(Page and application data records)

·····

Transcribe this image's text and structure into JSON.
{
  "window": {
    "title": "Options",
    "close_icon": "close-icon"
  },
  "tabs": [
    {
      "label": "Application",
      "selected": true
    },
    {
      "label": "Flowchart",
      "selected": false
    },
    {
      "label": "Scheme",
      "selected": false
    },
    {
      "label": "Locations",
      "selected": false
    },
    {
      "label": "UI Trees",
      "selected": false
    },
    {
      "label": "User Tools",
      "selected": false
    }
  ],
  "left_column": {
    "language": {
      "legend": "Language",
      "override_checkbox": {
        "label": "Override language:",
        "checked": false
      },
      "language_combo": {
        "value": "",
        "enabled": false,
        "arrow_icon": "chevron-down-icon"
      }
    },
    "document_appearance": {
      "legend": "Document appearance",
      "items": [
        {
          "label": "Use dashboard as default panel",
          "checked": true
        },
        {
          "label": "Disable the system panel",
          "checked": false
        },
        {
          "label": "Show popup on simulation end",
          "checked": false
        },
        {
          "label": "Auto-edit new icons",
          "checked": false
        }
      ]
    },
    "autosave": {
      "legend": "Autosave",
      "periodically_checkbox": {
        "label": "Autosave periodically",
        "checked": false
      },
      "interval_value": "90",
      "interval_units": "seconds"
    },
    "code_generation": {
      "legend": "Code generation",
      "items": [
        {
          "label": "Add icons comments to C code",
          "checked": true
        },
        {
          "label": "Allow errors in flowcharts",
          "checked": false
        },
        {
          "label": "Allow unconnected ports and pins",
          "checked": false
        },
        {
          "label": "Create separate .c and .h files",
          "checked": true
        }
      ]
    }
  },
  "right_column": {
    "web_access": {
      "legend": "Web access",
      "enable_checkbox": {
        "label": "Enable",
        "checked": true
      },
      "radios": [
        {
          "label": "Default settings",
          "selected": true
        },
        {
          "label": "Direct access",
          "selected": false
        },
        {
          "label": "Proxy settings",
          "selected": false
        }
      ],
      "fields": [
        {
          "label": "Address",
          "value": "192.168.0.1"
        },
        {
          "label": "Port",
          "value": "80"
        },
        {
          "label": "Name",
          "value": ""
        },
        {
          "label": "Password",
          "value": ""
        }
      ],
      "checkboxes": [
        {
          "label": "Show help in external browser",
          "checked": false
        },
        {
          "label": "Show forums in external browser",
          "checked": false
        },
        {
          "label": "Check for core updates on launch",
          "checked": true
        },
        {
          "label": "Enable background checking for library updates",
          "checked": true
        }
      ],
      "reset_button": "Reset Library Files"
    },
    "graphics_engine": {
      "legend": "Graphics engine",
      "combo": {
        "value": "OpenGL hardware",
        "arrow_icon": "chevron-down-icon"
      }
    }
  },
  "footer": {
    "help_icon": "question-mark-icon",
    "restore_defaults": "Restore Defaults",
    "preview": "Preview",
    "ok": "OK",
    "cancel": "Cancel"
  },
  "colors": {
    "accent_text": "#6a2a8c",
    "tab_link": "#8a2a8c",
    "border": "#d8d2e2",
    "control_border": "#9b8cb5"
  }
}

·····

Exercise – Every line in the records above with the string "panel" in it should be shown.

Output below –
          "label": "Use dashboard as default panel",
          "label": "Disable the system panel",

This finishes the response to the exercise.